NAACP attorney Lawrence Greenwald declined to comment on the settlement, referring all inquiries to Barnett.
"I'm grateful that this matter has been finally resolved," Chavis said, deferring further comment until Monday.
The National Assn. for the Advancement of Colored People's board fired Chavis for failing to disclose that he used NAACP money to strike a $332,400 out-of-court settlement with Mary Stansel, his former assistant. That settlement, the board said, was part of carefree spending habits that fed a $3-million budget deficit for the organization.
William F. Gibson, chairman of the NAACP board of directors, was attending the organization's South Carolina state conference Friday and was not available to comment on the settlement.
Last week, the board ordered an independent audit of NAACP finances, after reports that Gibson had been "double dipping" on his expenses. Gibson denied it.
Board member Joseph Madison of Washington says the audit may have delayed until February any final decision on Gibson's status.
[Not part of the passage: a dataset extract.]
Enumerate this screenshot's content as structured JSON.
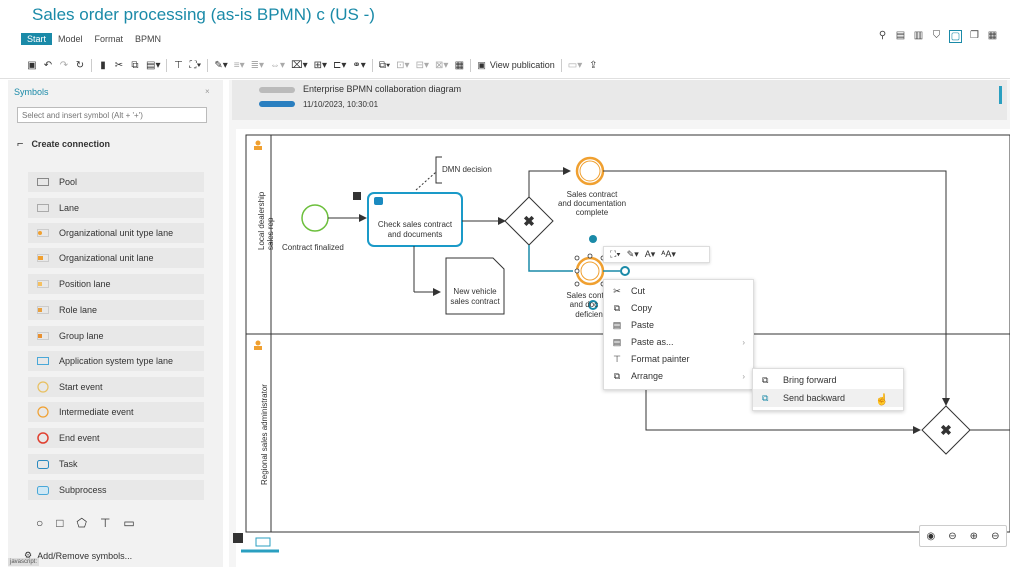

Board members are scheduled to meet in New York in February.
It was not clear whether the Chavis settlement would affect a separate lawsuit by Stansel, whose sex-discrimination claim was a factor in Chavis' firing.
Chavis contended that the Stansel case was a ploy and that he was fired because he tried to move the group away from its moderate philosophy and closer to the grass roots.